The Wii Vitality Sensor is a cancelled accessory for the Wii. Announced by Satoru Iwata at E3 in 2009, not much is known about the Vitality Sensor and how it would have been integrated into video games. It has been suggested by Iwata that it would be used to relax the player, telling them their heartbeat and about their body.
The Vitality Sensor was revealed at E3 2009 by Satoru Iwata, though no software that utilized the device was shown. After the announcement was made, Iwata on various different accounts confirmed that they would show off games for the accessory at the following E3 in 2010.
During E3 2010, the device was not shown or even mentioned. When asked why, a Nintendo spokesperson said that they didn't feel it was the right time to show it off just yet, saying that they would at a later date. It has been speculated that Nintendo chose not to show it after a similar product was revealed by Ubisoft the night before at their press conference.
On July 5, 2013, it has been confirmed that the Vitality Sensor had been cancelled due to testing issues.

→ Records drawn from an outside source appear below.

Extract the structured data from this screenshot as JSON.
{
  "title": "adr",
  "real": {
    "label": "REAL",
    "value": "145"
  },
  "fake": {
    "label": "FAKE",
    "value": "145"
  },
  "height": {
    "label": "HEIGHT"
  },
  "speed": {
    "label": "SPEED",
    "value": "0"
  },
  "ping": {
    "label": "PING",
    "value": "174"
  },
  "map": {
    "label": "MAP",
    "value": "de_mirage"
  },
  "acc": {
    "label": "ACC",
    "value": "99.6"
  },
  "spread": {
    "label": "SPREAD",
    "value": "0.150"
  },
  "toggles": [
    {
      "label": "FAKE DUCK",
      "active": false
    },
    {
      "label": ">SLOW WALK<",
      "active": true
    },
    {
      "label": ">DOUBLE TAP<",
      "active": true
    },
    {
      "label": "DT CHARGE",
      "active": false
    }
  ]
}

"We have not been able to launch it as a commercial product because we could not get it to work as we expected and it was of narrower application than we had originally thought," Satoru Iwata told investors. According to Iwata's estimates, approximately 90 out of 100 people were able to use the Vitality Sensor without a hitch, though he (thankfully) requires that it work with "1,000 of 1,000 people." However, he admitted "but [since we use the living body signal with individual differences] it is a little bit of a stretch to make it applicable to every single person." He'd still love to make the Vitality Sensor a reality "if technology enhancements" allow, but thus far, testing renders it "insufficient as a commercial product."